Instructions for the task:
Reproduce the listing word for word. Skip any image.
Provided information section start
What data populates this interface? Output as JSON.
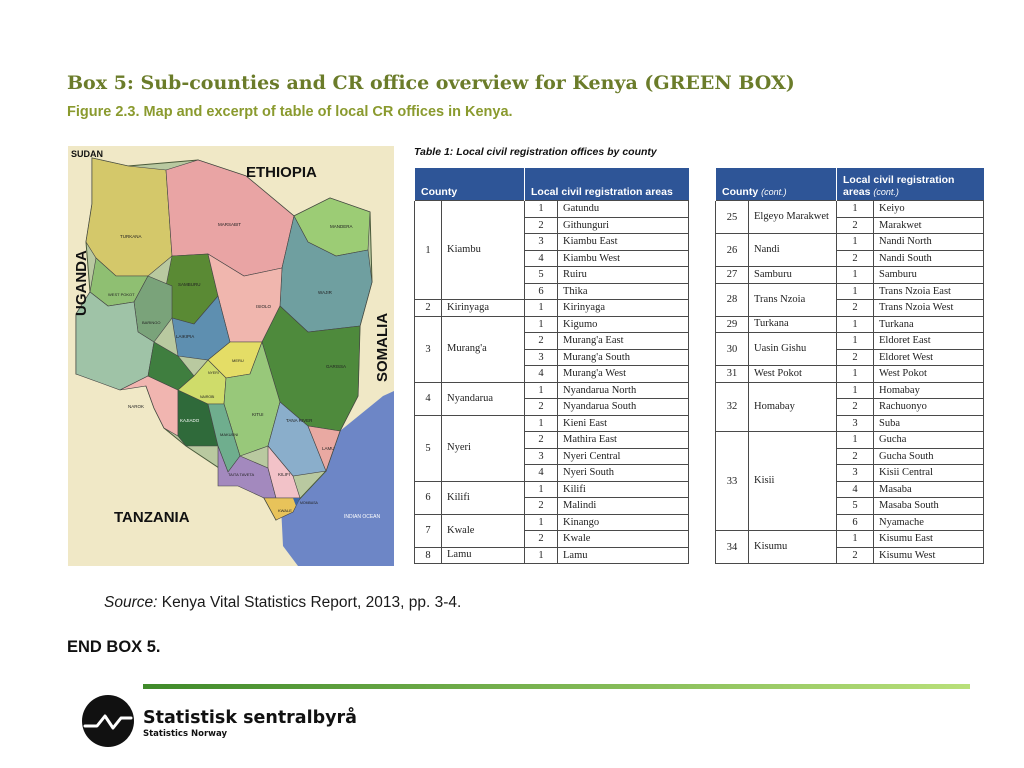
{
  "title": "Box 5: Sub-counties and CR office overview for Kenya (GREEN BOX)",
  "subtitle": "Figure 2.3. Map and excerpt of table of local CR offices in Kenya.",
  "map": {
    "labels": {
      "sudan": "SUDAN",
      "ethiopia": "ETHIOPIA",
      "uganda": "UGANDA",
      "somalia": "SOMALIA",
      "tanzania": "TANZANIA",
      "indian_ocean": "INDIAN OCEAN"
    },
    "county_labels": [
      "TURKANA",
      "MARSABIT",
      "MANDERA",
      "WAJIR",
      "WEST POKOT",
      "SAMBURU",
      "ISIOLO",
      "BARINGO",
      "LAIKIPIA",
      "GARISSA",
      "MERU",
      "NAROK",
      "KITUI",
      "TANA RIVER",
      "MAKUENI",
      "KAJIADO",
      "LAMU",
      "KILIFI",
      "TAITA TAVETA",
      "KWALE",
      "MOMBASA",
      "NYERI",
      "NAIROBI"
    ]
  },
  "table": {
    "caption": "Table 1: Local civil registration offices by county",
    "left": {
      "header_county": "County",
      "header_areas": "Local civil registration areas",
      "groups": [
        {
          "num": "1",
          "county": "Kiambu",
          "rows": [
            [
              "1",
              "Gatundu"
            ],
            [
              "2",
              "Githunguri"
            ],
            [
              "3",
              "Kiambu East"
            ],
            [
              "4",
              "Kiambu West"
            ],
            [
              "5",
              "Ruiru"
            ],
            [
              "6",
              "Thika"
            ]
          ]
        },
        {
          "num": "2",
          "county": "Kirinyaga",
          "rows": [
            [
              "1",
              "Kirinyaga"
            ]
          ]
        },
        {
          "num": "3",
          "county": "Murang'a",
          "rows": [
            [
              "1",
              "Kigumo"
            ],
            [
              "2",
              "Murang'a East"
            ],
            [
              "3",
              "Murang'a South"
            ],
            [
              "4",
              "Murang'a West"
            ]
          ]
        },
        {
          "num": "4",
          "county": "Nyandarua",
          "rows": [
            [
              "1",
              "Nyandarua North"
            ],
            [
              "2",
              "Nyandarua South"
            ]
          ]
        },
        {
          "num": "5",
          "county": "Nyeri",
          "rows": [
            [
              "1",
              "Kieni East"
            ],
            [
              "2",
              "Mathira East"
            ],
            [
              "3",
              "Nyeri Central"
            ],
            [
              "4",
              "Nyeri South"
            ]
          ]
        },
        {
          "num": "6",
          "county": "Kilifi",
          "rows": [
            [
              "1",
              "Kilifi"
            ],
            [
              "2",
              "Malindi"
            ]
          ]
        },
        {
          "num": "7",
          "county": "Kwale",
          "rows": [
            [
              "1",
              "Kinango"
            ],
            [
              "2",
              "Kwale"
            ]
          ]
        },
        {
          "num": "8",
          "county": "Lamu",
          "rows": [
            [
              "1",
              "Lamu"
            ]
          ]
        }
      ]
    },
    "right": {
      "header_county": "County",
      "header_county_cont": "(cont.)",
      "header_areas": "Local civil registration areas",
      "header_areas_cont": "(cont.)",
      "groups": [
        {
          "num": "25",
          "county": "Elgeyo Marakwet",
          "rows": [
            [
              "1",
              "Keiyo"
            ],
            [
              "2",
              "Marakwet"
            ]
          ]
        },
        {
          "num": "26",
          "county": "Nandi",
          "rows": [
            [
              "1",
              "Nandi North"
            ],
            [
              "2",
              "Nandi South"
            ]
          ]
        },
        {
          "num": "27",
          "county": "Samburu",
          "rows": [
            [
              "1",
              "Samburu"
            ]
          ]
        },
        {
          "num": "28",
          "county": "Trans Nzoia",
          "rows": [
            [
              "1",
              "Trans Nzoia East"
            ],
            [
              "2",
              "Trans Nzoia West"
            ]
          ]
        },
        {
          "num": "29",
          "county": "Turkana",
          "rows": [
            [
              "1",
              "Turkana"
            ]
          ]
        },
        {
          "num": "30",
          "county": "Uasin Gishu",
          "rows": [
            [
              "1",
              "Eldoret East"
            ],
            [
              "2",
              "Eldoret West"
            ]
          ]
        },
        {
          "num": "31",
          "county": "West Pokot",
          "rows": [
            [
              "1",
              "West Pokot"
            ]
          ]
        },
        {
          "num": "32",
          "county": "Homabay",
          "rows": [
            [
              "1",
              "Homabay"
            ],
            [
              "2",
              "Rachuonyo"
            ],
            [
              "3",
              "Suba"
            ]
          ]
        },
        {
          "num": "33",
          "county": "Kisii",
          "rows": [
            [
              "1",
              "Gucha"
            ],
            [
              "2",
              "Gucha South"
            ],
            [
              "3",
              "Kisii Central"
            ],
            [
              "4",
              "Masaba"
            ],
            [
              "5",
              "Masaba South"
            ],
            [
              "6",
              "Nyamache"
            ]
          ]
        },
        {
          "num": "34",
          "county": "Kisumu",
          "rows": [
            [
              "1",
              "Kisumu East"
            ],
            [
              "2",
              "Kisumu West"
            ]
          ]
        }
      ]
    }
  },
  "source": {
    "prefix": "Source:",
    "text": " Kenya Vital Statistics Report, 2013, pp. 3-4."
  },
  "end_box": "END BOX 5.",
  "footer": {
    "org_name": "Statistisk sentralbyrå",
    "org_sub": "Statistics Norway",
    "rule_colors": [
      "#3f8a2a",
      "#b9e07a"
    ]
  },
  "colors": {
    "title": "#6b7c2a",
    "subtitle": "#8a9a2e",
    "table_header": "#2e5597"
  }
}
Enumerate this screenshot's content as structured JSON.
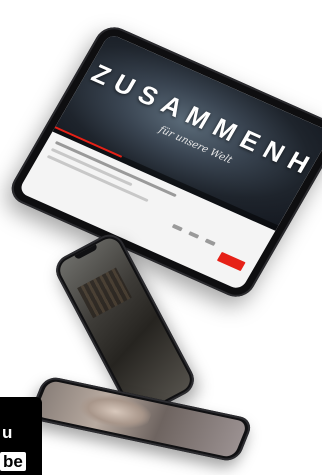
{
  "tablet": {
    "video_title": "ZUSAMMENHALT",
    "video_subtitle": "für unsere Welt"
  },
  "corner_badge": {
    "line1": "u",
    "line2": "be"
  }
}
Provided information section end
Answer section:
What data populates this interface? Output as JSON.
{
  "title": "Box 5: Sub-counties and CR office overview for Kenya (GREEN BOX)",
  "subtitle": "Figure 2.3. Map and excerpt of table of local CR offices in Kenya.",
  "map": {
    "labels": {
      "sudan": "SUDAN",
      "ethiopia": "ETHIOPIA",
      "uganda": "UGANDA",
      "somalia": "SOMALIA",
      "tanzania": "TANZANIA",
      "indian_ocean": "INDIAN OCEAN"
    },
    "county_labels": [
      "TURKANA",
      "MARSABIT",
      "MANDERA",
      "WAJIR",
      "WEST POKOT",
      "SAMBURU",
      "ISIOLO",
      "BARINGO",
      "LAIKIPIA",
      "GARISSA",
      "MERU",
      "NAROK",
      "KITUI",
      "TANA RIVER",
      "MAKUENI",
      "KAJIADO",
      "LAMU",
      "KILIFI",
      "TAITA TAVETA",
      "KWALE",
      "MOMBASA",
      "NYERI",
      "NAIROBI"
    ]
  },
  "table": {
    "caption": "Table 1: Local civil registration offices by county",
    "left": {
      "header_county": "County",
      "header_areas": "Local civil registration areas",
      "groups": [
        {
          "num": "1",
          "county": "Kiambu",
          "rows": [
            [
              "1",
              "Gatundu"
            ],
            [
              "2",
              "Githunguri"
            ],
            [
              "3",
              "Kiambu East"
            ],
            [
              "4",
              "Kiambu West"
            ],
            [
              "5",
              "Ruiru"
            ],
            [
              "6",
              "Thika"
            ]
          ]
        },
        {
          "num": "2",
          "county": "Kirinyaga",
          "rows": [
            [
              "1",
              "Kirinyaga"
            ]
          ]
        },
        {
          "num": "3",
          "county": "Murang'a",
          "rows": [
            [
              "1",
              "Kigumo"
            ],
            [
              "2",
              "Murang'a East"
            ],
            [
              "3",
              "Murang'a South"
            ],
            [
              "4",
              "Murang'a West"
            ]
          ]
        },
        {
          "num": "4",
          "county": "Nyandarua",
          "rows": [
            [
              "1",
              "Nyandarua North"
            ],
            [
              "2",
              "Nyandarua South"
            ]
          ]
        },
        {
          "num": "5",
          "county": "Nyeri",
          "rows": [
            [
              "1",
              "Kieni East"
            ],
            [
              "2",
              "Mathira East"
            ],
            [
              "3",
              "Nyeri Central"
            ],
            [
              "4",
              "Nyeri South"
            ]
          ]
        },
        {
          "num": "6",
          "county": "Kilifi",
          "rows": [
            [
              "1",
              "Kilifi"
            ],
            [
              "2",
              "Malindi"
            ]
          ]
        },
        {
          "num": "7",
          "county": "Kwale",
          "rows": [
            [
              "1",
              "Kinango"
            ],
            [
              "2",
              "Kwale"
            ]
          ]
        },
        {
          "num": "8",
          "county": "Lamu",
          "rows": [
            [
              "1",
              "Lamu"
            ]
          ]
        }
      ]
    },
    "right": {
      "header_county": "County",
      "header_county_cont": "(cont.)",
      "header_areas": "Local civil registration areas",
      "header_areas_cont": "(cont.)",
      "groups": [
        {
          "num": "25",
          "county": "Elgeyo Marakwet",
          "rows": [
            [
              "1",
              "Keiyo"
            ],
            [
              "2",
              "Marakwet"
            ]
          ]
        },
        {
          "num": "26",
          "county": "Nandi",
          "rows": [
            [
              "1",
              "Nandi North"
            ],
            [
              "2",
              "Nandi South"
            ]
          ]
        },
        {
          "num": "27",
          "county": "Samburu",
          "rows": [
            [
              "1",
              "Samburu"
            ]
          ]
        },
        {
          "num": "28",
          "county": "Trans Nzoia",
          "rows": [
            [
              "1",
              "Trans Nzoia East"
            ],
            [
              "2",
              "Trans Nzoia West"
            ]
          ]
        },
        {
          "num": "29",
          "county": "Turkana",
          "rows": [
            [
              "1",
              "Turkana"
            ]
          ]
        },
        {
          "num": "30",
          "county": "Uasin Gishu",
          "rows": [
            [
              "1",
              "Eldoret East"
            ],
            [
              "2",
              "Eldoret West"
            ]
          ]
        },
        {
          "num": "31",
          "county": "West Pokot",
          "rows": [
            [
              "1",
              "West Pokot"
            ]
          ]
        },
        {
          "num": "32",
          "county": "Homabay",
          "rows": [
            [
              "1",
              "Homabay"
            ],
            [
              "2",
              "Rachuonyo"
            ],
            [
              "3",
              "Suba"
            ]
          ]
        },
        {
          "num": "33",
          "county": "Kisii",
          "rows": [
            [
              "1",
              "Gucha"
            ],
            [
              "2",
              "Gucha South"
            ],
            [
              "3",
              "Kisii Central"
            ],
            [
              "4",
              "Masaba"
            ],
            [
              "5",
              "Masaba South"
            ],
            [
              "6",
              "Nyamache"
            ]
          ]
        },
        {
          "num": "34",
          "county": "Kisumu",
          "rows": [
            [
              "1",
              "Kisumu East"
            ],
            [
              "2",
              "Kisumu West"
            ]
          ]
        }
      ]
    }
  },
  "source": {
    "prefix": "Source:",
    "text": " Kenya Vital Statistics Report, 2013, pp. 3-4."
  },
  "end_box": "END BOX 5.",
  "footer": {
    "org_name": "Statistisk sentralbyrå",
    "org_sub": "Statistics Norway",
    "rule_colors": [
      "#3f8a2a",
      "#b9e07a"
    ]
  },
  "colors": {
    "title": "#6b7c2a",
    "subtitle": "#8a9a2e",
    "table_header": "#2e5597"
  }
}
Enumerate this screenshot's content as structured JSON.
{
  "tablet": {
    "video_title": "ZUSAMMENHALT",
    "video_subtitle": "für unsere Welt"
  },
  "corner_badge": {
    "line1": "u",
    "line2": "be"
  }
}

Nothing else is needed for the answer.